[WHAT IS BEING ASKED] The answer is every line of the records that holds the word "this", copied in full.

[GIVEN RECORDS]
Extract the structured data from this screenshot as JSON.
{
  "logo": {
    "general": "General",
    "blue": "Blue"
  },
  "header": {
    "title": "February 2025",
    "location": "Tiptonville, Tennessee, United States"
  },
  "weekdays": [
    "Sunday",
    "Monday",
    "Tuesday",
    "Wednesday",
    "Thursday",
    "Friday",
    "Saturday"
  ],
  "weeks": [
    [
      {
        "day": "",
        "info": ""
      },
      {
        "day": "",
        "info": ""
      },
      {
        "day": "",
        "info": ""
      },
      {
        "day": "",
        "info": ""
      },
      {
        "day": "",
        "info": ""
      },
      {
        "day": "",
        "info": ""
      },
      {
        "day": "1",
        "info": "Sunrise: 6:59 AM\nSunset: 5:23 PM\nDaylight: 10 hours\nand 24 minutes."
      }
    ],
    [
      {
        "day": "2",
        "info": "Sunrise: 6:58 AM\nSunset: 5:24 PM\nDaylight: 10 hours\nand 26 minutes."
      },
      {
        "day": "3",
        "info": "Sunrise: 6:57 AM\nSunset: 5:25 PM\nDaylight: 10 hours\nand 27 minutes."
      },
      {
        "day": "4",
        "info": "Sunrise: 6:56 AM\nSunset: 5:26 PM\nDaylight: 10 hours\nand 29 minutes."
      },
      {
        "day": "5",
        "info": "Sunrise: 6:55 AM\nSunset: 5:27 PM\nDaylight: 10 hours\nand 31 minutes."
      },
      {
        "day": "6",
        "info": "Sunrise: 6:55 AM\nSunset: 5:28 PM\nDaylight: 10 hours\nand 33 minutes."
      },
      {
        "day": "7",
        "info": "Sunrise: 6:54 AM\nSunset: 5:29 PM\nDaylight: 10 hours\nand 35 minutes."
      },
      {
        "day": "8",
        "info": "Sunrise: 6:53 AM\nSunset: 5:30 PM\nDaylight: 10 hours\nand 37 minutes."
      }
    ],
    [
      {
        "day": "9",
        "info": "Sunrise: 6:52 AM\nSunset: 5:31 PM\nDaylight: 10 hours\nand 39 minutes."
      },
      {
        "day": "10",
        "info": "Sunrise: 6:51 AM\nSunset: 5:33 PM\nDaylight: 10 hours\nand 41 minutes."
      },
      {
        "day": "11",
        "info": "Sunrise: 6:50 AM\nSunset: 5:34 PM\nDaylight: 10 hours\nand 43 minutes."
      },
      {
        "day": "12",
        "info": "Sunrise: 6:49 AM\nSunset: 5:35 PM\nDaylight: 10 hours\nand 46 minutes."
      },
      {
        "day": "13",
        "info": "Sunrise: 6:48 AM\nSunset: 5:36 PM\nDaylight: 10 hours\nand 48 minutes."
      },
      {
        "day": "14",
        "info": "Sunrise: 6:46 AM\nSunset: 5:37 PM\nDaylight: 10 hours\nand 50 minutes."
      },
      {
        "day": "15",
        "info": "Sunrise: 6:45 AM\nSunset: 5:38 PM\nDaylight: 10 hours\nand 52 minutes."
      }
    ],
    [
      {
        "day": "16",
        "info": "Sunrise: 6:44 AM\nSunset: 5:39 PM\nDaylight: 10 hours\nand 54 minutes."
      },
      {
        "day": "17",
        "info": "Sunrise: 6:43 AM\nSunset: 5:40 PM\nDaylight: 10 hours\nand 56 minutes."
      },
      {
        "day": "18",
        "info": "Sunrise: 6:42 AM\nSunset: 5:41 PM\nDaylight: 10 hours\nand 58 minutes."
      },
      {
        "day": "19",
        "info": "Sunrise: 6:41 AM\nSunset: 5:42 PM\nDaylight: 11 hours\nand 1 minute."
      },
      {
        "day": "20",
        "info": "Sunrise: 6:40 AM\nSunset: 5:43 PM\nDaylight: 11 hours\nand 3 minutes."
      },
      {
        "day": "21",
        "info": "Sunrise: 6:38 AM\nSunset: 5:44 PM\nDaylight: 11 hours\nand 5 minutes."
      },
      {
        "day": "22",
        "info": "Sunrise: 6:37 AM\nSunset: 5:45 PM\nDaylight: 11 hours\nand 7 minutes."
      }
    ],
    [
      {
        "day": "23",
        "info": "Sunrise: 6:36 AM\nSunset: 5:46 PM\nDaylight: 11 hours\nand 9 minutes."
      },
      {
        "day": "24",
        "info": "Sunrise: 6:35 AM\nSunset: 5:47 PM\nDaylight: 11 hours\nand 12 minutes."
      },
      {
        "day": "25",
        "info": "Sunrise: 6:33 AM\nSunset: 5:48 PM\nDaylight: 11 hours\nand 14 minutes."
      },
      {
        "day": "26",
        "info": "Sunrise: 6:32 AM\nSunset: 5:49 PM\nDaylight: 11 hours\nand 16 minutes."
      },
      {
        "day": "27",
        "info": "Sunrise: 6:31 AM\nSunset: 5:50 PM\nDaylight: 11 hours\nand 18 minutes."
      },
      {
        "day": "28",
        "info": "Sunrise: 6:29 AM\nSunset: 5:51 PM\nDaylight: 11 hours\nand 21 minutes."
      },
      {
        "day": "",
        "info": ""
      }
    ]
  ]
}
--
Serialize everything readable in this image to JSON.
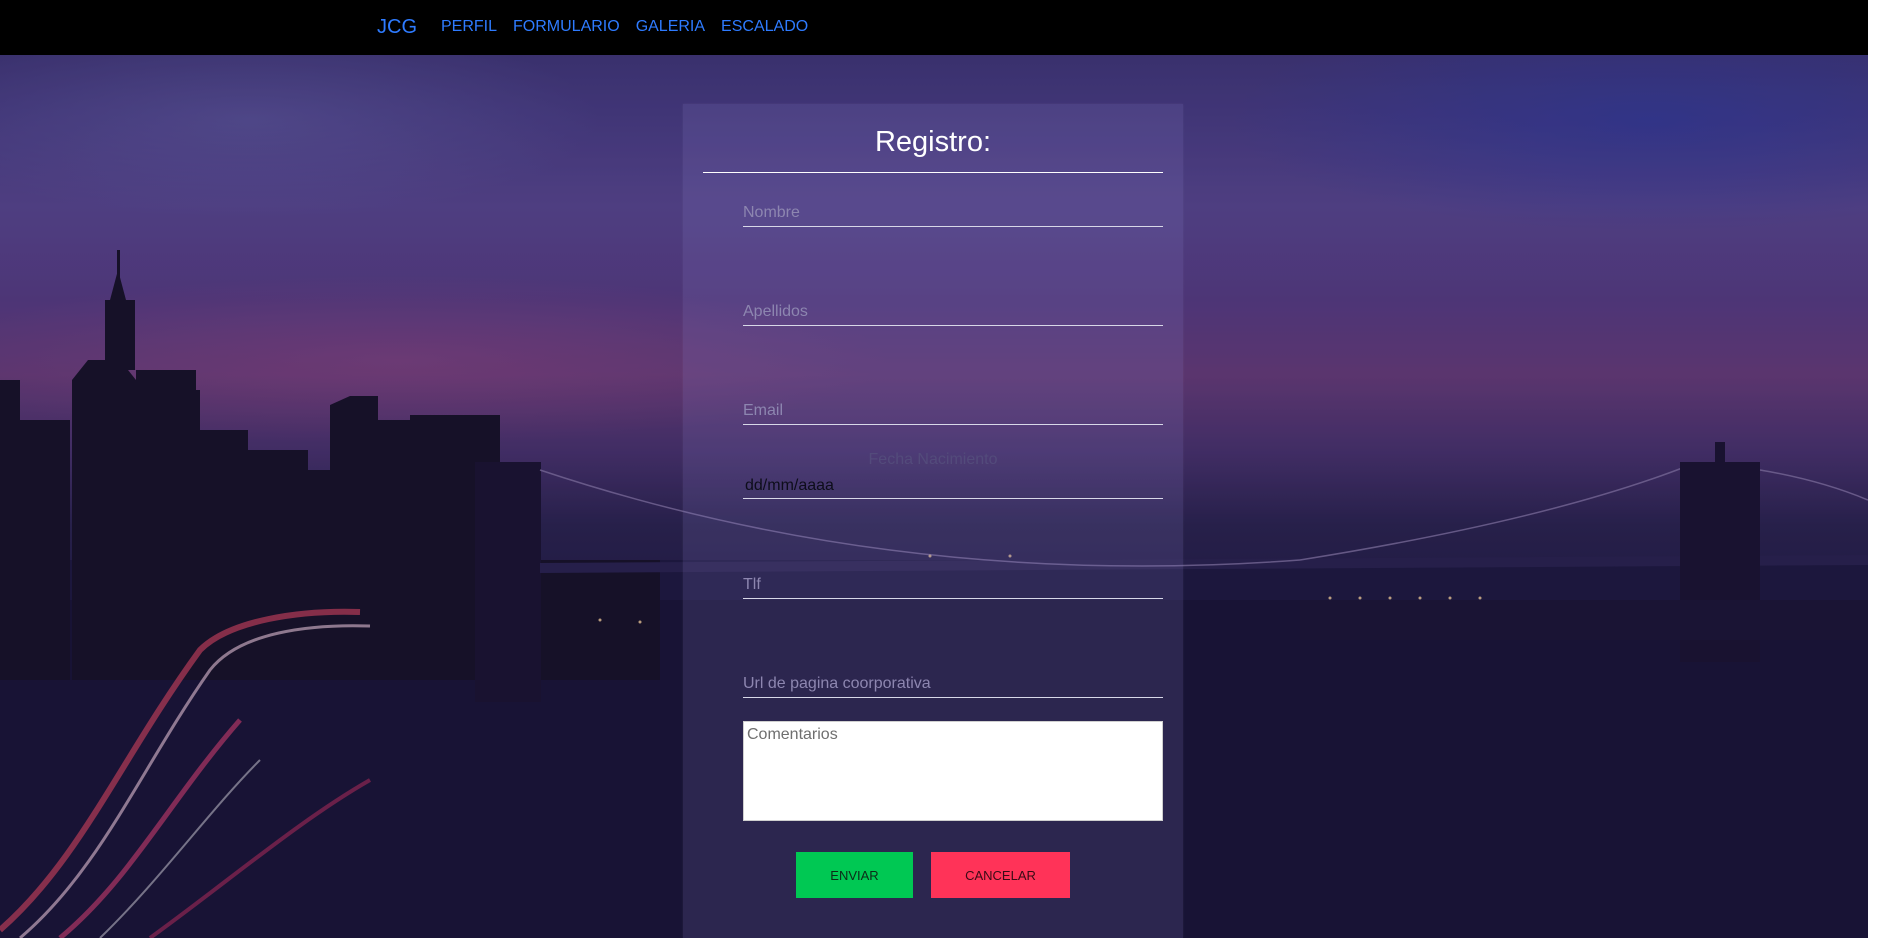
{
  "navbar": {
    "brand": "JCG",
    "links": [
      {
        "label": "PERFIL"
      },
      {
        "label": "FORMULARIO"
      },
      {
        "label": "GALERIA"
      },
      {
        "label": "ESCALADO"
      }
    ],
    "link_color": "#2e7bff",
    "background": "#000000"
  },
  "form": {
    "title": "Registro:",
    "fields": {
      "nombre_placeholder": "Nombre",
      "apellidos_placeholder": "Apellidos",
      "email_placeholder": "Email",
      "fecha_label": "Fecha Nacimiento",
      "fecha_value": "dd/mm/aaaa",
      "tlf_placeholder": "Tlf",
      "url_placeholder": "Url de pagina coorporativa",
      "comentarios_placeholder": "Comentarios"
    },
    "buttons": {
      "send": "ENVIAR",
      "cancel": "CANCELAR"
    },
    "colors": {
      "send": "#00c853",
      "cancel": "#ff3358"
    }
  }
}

[FINAL ANSWER]
Extract the structured data from this screenshot as JSON.
Serialize everything readable in this image to JSON.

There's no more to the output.